'Auntie Mame' marks Little Theatre's 30 years
PAMELA GLINSKISEBRING - Highlands Little Theatre's first full season 30 years ago included a production of "Auntie Mame," directed by Pete Pollard, and starring the respected actress and theater benefactor, Janelou Buck.
Published: January 15, 2013
Published: January 15, 2013
This Wednesday evening, the iconic play about 9-year-old orphan Patrick Dennis' adventures after he goes to live with his carefree, flamboyant aunt will open with Tammie Pollard portraying Mame and Pete Pollard, once again, directing.
"I am one very fortunate director to have had the opportunity twice in a lifetime to direct two strong, talented, intelligent and incredibly beautiful women in this great American comedy," said Pollard.
"Mame" will run Wednesday through Jan. 27 with Wednesday, Friday and Saturday evening performances at 7:30, and Saturday and Sunday matinees at 2:30 p.m.
Because author Patrick Dennis (Edward Everett Tanner III) used his pseudonym name for the young character in his 1955 novel, many people assumed the story was true.
While the character of Mame was inspired by the author's eccentric aunt, Marion Tanner, a 1962 Life magazine article on Dennis confirmed the play's storyline was fictional.
Dennis' book, which takes its readers through the excesses of the Prohibition era and the hardships of life after the crash of 1929, was made into a theatrical adaptation by Robin Edwin Lee and Jerome Lawrence.
From outlandish cocktail parties filled with hilariously unusual quests to a harrowing side-saddle ride on a stallion called Lightening Rod, Mame always lived life to the fullest, much to the objection of Patrick's conservative trustee Dwight Babcock, portrayed skillfully by Art Harriman.
"When we were selecting the season, because it is the 30th anniversary season, we wanted to look back at some of the shows that audiences have enjoyed the most… "Auntie Mame" was one of them," said Pollard, who has had a fondness for the play since he saw the original Broadway musical adaptation starring Angela Lansbury as Mame and Bea Arthur as Vera in 1966.
Pollard has done well directing an ambitious production of the popular play.
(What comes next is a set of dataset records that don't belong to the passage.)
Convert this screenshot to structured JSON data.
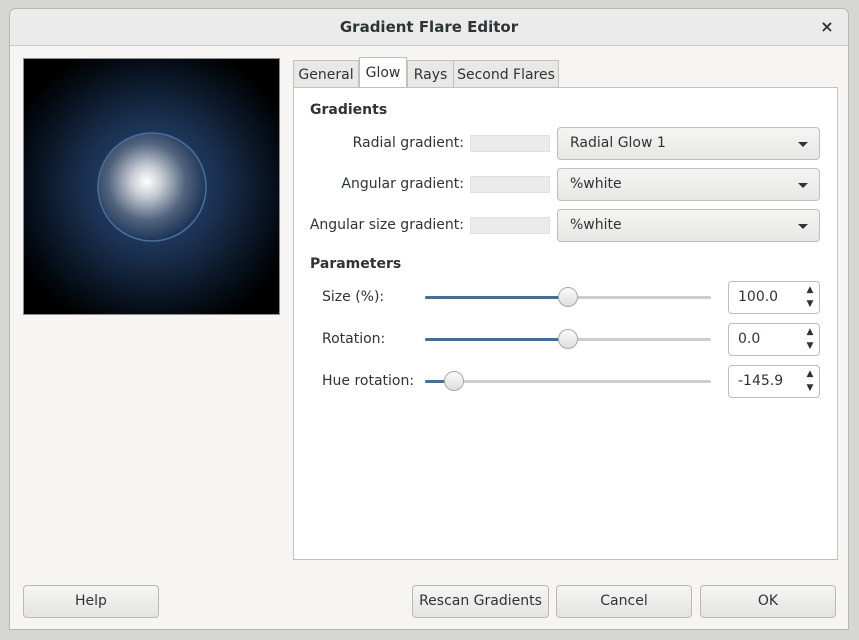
{
  "window": {
    "title": "Gradient Flare Editor",
    "close_glyph": "×"
  },
  "tabs": [
    {
      "label": "General"
    },
    {
      "label": "Glow"
    },
    {
      "label": "Rays"
    },
    {
      "label": "Second Flares"
    }
  ],
  "active_tab": "Glow",
  "gradients": {
    "section_title": "Gradients",
    "radial_label": "Radial gradient:",
    "radial_value": "Radial Glow 1",
    "angular_label": "Angular gradient:",
    "angular_value": "%white",
    "angular_size_label": "Angular size gradient:",
    "angular_size_value": "%white"
  },
  "parameters": {
    "section_title": "Parameters",
    "size_label": "Size (%):",
    "size_value": "100.0",
    "size_slider_fraction": 0.5,
    "rotation_label": "Rotation:",
    "rotation_value": "0.0",
    "rotation_slider_fraction": 0.5,
    "hue_label": "Hue rotation:",
    "hue_value": "-145.9",
    "hue_slider_fraction": 0.1
  },
  "buttons": {
    "help": "Help",
    "rescan": "Rescan Gradients",
    "cancel": "Cancel",
    "ok": "OK"
  },
  "icons": {
    "spin_up": "▲",
    "spin_down": "▼",
    "dropdown": "chevron-down-icon",
    "close": "close-icon"
  },
  "colors": {
    "accent": "#3e6fa3",
    "preview_glow": "#2a4a78"
  }
}
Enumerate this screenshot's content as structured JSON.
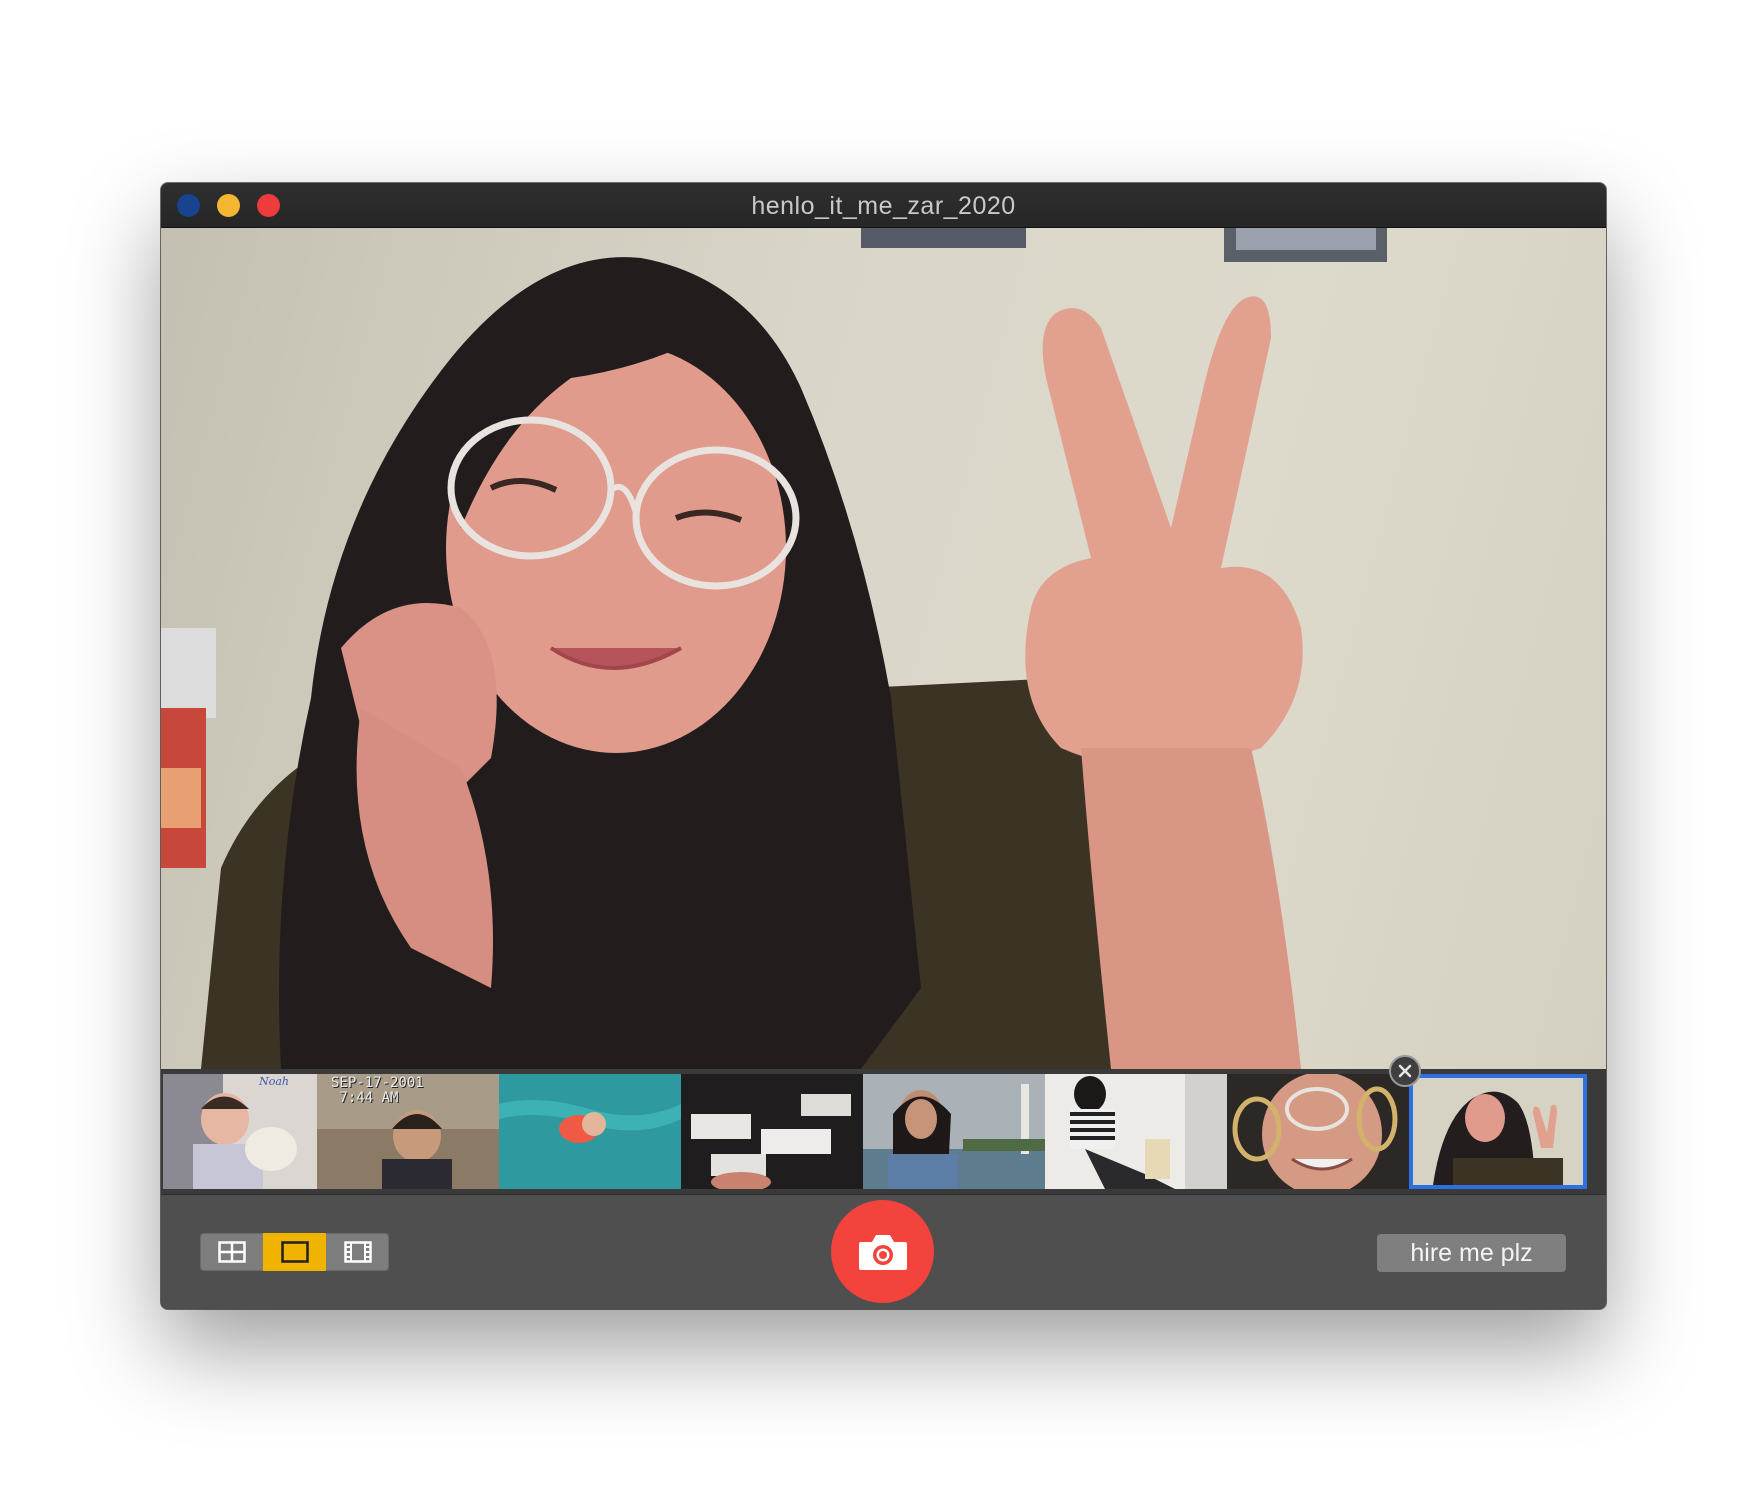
{
  "window": {
    "title": "henlo_it_me_zar_2020",
    "traffic_light_colors": [
      "#17438f",
      "#f5b731",
      "#ee3b3c"
    ]
  },
  "viewer": {
    "content": "selfie photo preview"
  },
  "filmstrip": {
    "thumbnails": [
      {
        "selected": false,
        "stamp": "",
        "scribble": "Noah"
      },
      {
        "selected": false,
        "stamp": "SEP-17-2001\n 7:44 AM",
        "scribble": ""
      },
      {
        "selected": false,
        "stamp": "",
        "scribble": ""
      },
      {
        "selected": false,
        "stamp": "",
        "scribble": ""
      },
      {
        "selected": false,
        "stamp": "",
        "scribble": ""
      },
      {
        "selected": false,
        "stamp": "",
        "scribble": ""
      },
      {
        "selected": false,
        "stamp": "",
        "scribble": ""
      },
      {
        "selected": true,
        "stamp": "",
        "scribble": ""
      }
    ],
    "remove_icon": "close-icon"
  },
  "toolbar": {
    "view_modes": [
      {
        "icon": "grid-icon",
        "active": false
      },
      {
        "icon": "single-view-icon",
        "active": true
      },
      {
        "icon": "filmstrip-icon",
        "active": false
      }
    ],
    "shutter_icon": "camera-icon",
    "hire_button_label": "hire me plz"
  },
  "colors": {
    "accent_active": "#f0b400",
    "shutter": "#f2433c",
    "selection": "#2f6fe4",
    "toolbar_bg": "#4f4f4f"
  }
}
He explained that "Mame" has a large cast, several scene transitions and some tight costume changes.
He added that even though they are not doing the musical version, the technical aspect of the show includes 24 sound cues and effects in act one and nine in act two.
The cinematic on-screen opening credits and scene changes add a new dimension to the show, which is filled with elaborate period costumes, outrageous characters and uproarious situations that brought laughter and applause from the audience.
As a section of the credits thanking the members of the Tanglewood Art League for their help with props and scenery rolled, Loretta Dewitt, the group's founder, smiled and commented that it has always been one of her dreams to see her name on a big screen.
A special performance of "Mame" is scheduled for Jan. 22 as a fundraiser for the Tanglewood Residents Cancer Benefit.
The Little Theatre's president, Pollard, reminisced about the past 30 years filled with more than 150 plays, countless musical reviews, variety shows and special events and noted the significance of the building that was original known as the Lakeside Playhouse.
"The personality of a theater changes with each play performed within its four walls. It is a building eternally haunted by laughter, tears and applause," he said.
"There has been a lot of excitement for this show," said George Miller, the pastor of Emmanuel United Church of Christ whose first role acting at the Little Theatre is as Mame's husband, Georgia oilman Beauregard Jackson Picket Burnside.
"This has been a great experience… it's such a great cast," he added.
Suzanne Schilffarth is a crowd favorite with her witty portrayal of actress Vera Charles, Mame's devoted cohort and a regular at the wild parties that occur at 3 Beekman Place.
"This is a good ensemble with a lot of new people and a lot of actors coming back after taking a hiatus," said Harriman, who will be directing theatre's next production, "Sex Please We're Sixty."
Tickets for "Auntie Mame" are $20 for adults, $10 for children and may be purchased at the box office or online (with an additional convenience fee).
There will be an opening night "buy one adult ticket, get one half price" special for the Wednesday performance only.
For more information, visit: www.highlandslittletheatre.org or call 863-382-2525.